## How to complete this task:
Find every line in the entries that holds the string "owner" and report it.

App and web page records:
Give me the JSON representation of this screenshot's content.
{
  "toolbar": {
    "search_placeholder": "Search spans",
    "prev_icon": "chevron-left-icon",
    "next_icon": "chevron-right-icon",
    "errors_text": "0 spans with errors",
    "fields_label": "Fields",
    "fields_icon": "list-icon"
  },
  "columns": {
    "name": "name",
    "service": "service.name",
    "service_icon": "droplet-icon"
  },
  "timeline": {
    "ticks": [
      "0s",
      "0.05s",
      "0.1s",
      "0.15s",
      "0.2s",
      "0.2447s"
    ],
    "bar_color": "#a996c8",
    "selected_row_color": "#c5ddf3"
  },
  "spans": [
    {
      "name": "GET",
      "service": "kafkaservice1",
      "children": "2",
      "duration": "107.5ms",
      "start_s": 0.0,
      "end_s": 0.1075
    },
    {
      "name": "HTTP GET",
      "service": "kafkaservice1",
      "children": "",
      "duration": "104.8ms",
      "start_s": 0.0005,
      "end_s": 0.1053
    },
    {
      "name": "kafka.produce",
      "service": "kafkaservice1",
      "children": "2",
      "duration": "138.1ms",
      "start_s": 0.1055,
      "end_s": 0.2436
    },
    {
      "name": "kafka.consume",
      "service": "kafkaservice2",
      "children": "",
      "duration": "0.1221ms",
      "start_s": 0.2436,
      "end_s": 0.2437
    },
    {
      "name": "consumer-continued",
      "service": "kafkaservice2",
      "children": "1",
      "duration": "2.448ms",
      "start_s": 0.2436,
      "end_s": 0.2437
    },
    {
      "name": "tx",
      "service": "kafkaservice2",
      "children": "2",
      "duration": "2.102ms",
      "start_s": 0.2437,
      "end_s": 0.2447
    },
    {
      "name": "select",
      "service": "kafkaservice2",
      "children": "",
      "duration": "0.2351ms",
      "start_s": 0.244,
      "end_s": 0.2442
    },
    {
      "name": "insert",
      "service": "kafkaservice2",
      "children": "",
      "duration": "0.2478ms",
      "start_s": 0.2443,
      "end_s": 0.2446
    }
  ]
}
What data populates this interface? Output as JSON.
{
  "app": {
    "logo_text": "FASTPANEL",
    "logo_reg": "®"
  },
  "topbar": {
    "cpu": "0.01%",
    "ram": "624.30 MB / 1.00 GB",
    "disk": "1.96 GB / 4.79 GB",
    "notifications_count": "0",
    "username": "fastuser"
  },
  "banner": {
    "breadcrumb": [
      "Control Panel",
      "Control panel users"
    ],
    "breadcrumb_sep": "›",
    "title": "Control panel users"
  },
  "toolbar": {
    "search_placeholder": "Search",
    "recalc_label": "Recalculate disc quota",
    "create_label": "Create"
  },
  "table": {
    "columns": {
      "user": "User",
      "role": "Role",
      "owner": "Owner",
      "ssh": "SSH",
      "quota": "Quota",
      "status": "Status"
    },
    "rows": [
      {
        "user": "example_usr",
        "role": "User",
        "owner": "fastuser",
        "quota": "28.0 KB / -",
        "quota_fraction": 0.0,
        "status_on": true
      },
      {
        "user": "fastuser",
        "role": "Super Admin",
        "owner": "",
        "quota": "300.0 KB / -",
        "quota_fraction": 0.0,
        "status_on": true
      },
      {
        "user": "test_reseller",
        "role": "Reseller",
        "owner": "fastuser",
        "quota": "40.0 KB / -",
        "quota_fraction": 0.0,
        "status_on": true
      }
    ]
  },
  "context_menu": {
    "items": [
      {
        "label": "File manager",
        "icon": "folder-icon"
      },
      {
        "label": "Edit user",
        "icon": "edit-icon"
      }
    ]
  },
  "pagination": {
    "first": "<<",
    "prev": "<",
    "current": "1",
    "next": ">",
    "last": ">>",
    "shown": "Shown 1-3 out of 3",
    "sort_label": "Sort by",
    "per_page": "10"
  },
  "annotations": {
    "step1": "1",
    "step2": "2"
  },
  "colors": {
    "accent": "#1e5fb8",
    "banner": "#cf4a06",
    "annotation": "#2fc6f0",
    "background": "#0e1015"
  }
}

## Solution:
      "owner": "Owner",
        "owner": "fastuser",
        "owner": "",
        "owner": "fastuser",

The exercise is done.